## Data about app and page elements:
-*-*-

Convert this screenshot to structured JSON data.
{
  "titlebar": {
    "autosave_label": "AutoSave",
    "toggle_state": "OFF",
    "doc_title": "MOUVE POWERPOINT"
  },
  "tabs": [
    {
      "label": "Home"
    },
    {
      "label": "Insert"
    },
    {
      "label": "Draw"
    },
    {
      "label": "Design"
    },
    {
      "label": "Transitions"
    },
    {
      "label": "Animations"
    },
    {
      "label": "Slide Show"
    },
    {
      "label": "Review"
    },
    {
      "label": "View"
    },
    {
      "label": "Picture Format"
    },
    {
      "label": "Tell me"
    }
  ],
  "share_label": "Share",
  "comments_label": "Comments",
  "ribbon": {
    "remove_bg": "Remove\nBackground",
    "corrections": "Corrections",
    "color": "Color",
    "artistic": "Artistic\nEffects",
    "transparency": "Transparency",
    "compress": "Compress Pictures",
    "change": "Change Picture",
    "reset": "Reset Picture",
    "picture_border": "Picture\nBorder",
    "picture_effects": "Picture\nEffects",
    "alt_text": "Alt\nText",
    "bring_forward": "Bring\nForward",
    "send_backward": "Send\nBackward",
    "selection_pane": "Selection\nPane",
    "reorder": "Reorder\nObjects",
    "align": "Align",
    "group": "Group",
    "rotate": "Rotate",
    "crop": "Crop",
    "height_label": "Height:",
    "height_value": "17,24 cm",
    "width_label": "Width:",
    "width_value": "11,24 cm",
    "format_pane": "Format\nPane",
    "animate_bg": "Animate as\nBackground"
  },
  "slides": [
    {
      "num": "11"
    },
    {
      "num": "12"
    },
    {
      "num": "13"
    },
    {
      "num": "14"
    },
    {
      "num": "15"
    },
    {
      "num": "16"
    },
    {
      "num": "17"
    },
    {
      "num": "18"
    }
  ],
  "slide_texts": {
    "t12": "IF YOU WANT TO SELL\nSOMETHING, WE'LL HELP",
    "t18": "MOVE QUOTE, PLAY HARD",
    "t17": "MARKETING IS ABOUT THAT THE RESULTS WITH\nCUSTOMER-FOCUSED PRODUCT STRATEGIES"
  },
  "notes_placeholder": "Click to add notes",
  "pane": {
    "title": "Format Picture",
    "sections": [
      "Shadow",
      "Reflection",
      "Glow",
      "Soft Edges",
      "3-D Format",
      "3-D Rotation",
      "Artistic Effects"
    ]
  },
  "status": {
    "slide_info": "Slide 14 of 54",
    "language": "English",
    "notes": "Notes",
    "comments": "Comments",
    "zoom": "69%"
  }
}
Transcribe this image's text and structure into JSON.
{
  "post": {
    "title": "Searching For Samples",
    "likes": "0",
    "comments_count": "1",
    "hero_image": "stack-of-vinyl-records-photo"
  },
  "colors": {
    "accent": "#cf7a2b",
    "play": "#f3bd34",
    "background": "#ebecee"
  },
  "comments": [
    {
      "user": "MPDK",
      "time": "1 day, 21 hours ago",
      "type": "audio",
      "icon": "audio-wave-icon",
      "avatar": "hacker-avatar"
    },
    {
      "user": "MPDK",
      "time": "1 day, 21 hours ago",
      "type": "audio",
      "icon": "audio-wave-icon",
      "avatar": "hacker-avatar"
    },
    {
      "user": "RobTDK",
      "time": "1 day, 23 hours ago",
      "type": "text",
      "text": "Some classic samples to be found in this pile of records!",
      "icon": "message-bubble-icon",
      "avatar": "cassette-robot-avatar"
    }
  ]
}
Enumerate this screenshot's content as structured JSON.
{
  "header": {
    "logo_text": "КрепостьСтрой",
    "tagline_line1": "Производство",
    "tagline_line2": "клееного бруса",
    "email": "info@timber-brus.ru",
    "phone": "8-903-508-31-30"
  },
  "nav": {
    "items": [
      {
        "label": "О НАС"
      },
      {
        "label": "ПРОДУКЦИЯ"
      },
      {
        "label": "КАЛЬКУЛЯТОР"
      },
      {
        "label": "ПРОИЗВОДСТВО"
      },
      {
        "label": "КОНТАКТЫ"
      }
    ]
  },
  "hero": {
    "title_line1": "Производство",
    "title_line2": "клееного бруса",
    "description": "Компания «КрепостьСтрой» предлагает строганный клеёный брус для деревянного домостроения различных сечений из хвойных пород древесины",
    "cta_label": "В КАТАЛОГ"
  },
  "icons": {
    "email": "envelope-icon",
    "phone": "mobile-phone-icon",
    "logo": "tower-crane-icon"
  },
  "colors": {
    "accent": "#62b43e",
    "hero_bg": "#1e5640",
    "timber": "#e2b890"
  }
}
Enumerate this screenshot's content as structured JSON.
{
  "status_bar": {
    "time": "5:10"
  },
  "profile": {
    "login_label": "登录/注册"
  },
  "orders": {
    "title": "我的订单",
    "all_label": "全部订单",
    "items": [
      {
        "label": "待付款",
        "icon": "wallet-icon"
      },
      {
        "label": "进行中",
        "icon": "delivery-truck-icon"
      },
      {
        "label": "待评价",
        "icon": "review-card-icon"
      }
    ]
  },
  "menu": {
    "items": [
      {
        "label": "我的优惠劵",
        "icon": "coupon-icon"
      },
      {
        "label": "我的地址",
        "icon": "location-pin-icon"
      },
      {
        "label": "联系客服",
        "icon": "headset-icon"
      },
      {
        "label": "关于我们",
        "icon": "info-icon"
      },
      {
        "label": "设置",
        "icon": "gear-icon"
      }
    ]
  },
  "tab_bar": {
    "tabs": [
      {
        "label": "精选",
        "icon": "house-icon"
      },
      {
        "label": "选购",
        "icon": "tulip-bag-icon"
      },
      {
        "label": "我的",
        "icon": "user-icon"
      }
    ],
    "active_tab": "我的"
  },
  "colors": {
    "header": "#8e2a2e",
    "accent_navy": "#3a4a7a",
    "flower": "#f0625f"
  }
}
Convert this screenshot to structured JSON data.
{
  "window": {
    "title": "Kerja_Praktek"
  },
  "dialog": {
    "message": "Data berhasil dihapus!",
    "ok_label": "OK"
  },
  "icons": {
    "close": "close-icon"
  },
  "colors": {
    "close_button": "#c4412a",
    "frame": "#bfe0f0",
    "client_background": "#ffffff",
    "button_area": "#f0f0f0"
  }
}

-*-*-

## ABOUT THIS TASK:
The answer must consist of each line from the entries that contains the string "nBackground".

## EXERCISE RESULT:
    "remove_bg": "Remove\nBackground",
    "animate_bg": "Animate as\nBackground"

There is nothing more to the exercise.